Assigned task:
Every line below should be repeated exactly as written.

-- Source information follows --

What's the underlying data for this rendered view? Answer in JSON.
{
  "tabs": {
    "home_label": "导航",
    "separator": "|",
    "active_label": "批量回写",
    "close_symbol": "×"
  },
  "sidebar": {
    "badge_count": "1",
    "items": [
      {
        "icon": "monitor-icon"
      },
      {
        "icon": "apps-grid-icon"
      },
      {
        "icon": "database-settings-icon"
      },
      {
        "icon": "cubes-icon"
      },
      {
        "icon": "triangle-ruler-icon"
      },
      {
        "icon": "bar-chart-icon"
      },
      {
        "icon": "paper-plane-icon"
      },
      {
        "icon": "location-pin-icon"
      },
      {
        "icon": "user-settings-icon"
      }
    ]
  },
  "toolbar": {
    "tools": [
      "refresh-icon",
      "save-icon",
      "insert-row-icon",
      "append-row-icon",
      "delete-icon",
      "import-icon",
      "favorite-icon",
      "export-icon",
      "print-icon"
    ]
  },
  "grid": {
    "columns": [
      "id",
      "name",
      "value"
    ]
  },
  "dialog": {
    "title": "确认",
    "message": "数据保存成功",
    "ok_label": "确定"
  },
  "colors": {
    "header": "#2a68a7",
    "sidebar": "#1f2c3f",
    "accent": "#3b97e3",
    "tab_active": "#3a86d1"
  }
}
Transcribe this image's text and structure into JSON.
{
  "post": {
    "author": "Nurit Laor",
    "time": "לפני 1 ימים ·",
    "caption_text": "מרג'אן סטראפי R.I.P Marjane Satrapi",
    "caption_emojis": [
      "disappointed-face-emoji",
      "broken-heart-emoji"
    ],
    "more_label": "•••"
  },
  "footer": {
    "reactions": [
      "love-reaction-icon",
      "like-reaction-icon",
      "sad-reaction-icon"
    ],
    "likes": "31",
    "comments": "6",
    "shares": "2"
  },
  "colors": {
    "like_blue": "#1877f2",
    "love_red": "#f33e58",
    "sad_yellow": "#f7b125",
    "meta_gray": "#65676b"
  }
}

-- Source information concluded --

Answer box:
What's the underlying data for this rendered view? Answer in JSON.
{
  "tabs": {
    "home_label": "导航",
    "separator": "|",
    "active_label": "批量回写",
    "close_symbol": "×"
  },
  "sidebar": {
    "badge_count": "1",
    "items": [
      {
        "icon": "monitor-icon"
      },
      {
        "icon": "apps-grid-icon"
      },
      {
        "icon": "database-settings-icon"
      },
      {
        "icon": "cubes-icon"
      },
      {
        "icon": "triangle-ruler-icon"
      },
      {
        "icon": "bar-chart-icon"
      },
      {
        "icon": "paper-plane-icon"
      },
      {
        "icon": "location-pin-icon"
      },
      {
        "icon": "user-settings-icon"
      }
    ]
  },
  "toolbar": {
    "tools": [
      "refresh-icon",
      "save-icon",
      "insert-row-icon",
      "append-row-icon",
      "delete-icon",
      "import-icon",
      "favorite-icon",
      "export-icon",
      "print-icon"
    ]
  },
  "grid": {
    "columns": [
      "id",
      "name",
      "value"
    ]
  },
  "dialog": {
    "title": "确认",
    "message": "数据保存成功",
    "ok_label": "确定"
  },
  "colors": {
    "header": "#2a68a7",
    "sidebar": "#1f2c3f",
    "accent": "#3b97e3",
    "tab_active": "#3a86d1"
  }
}
Transcribe this image's text and structure into JSON.
{
  "post": {
    "author": "Nurit Laor",
    "time": "לפני 1 ימים ·",
    "caption_text": "מרג'אן סטראפי R.I.P Marjane Satrapi",
    "caption_emojis": [
      "disappointed-face-emoji",
      "broken-heart-emoji"
    ],
    "more_label": "•••"
  },
  "footer": {
    "reactions": [
      "love-reaction-icon",
      "like-reaction-icon",
      "sad-reaction-icon"
    ],
    "likes": "31",
    "comments": "6",
    "shares": "2"
  },
  "colors": {
    "like_blue": "#1877f2",
    "love_red": "#f33e58",
    "sad_yellow": "#f7b125",
    "meta_gray": "#65676b"
  }
}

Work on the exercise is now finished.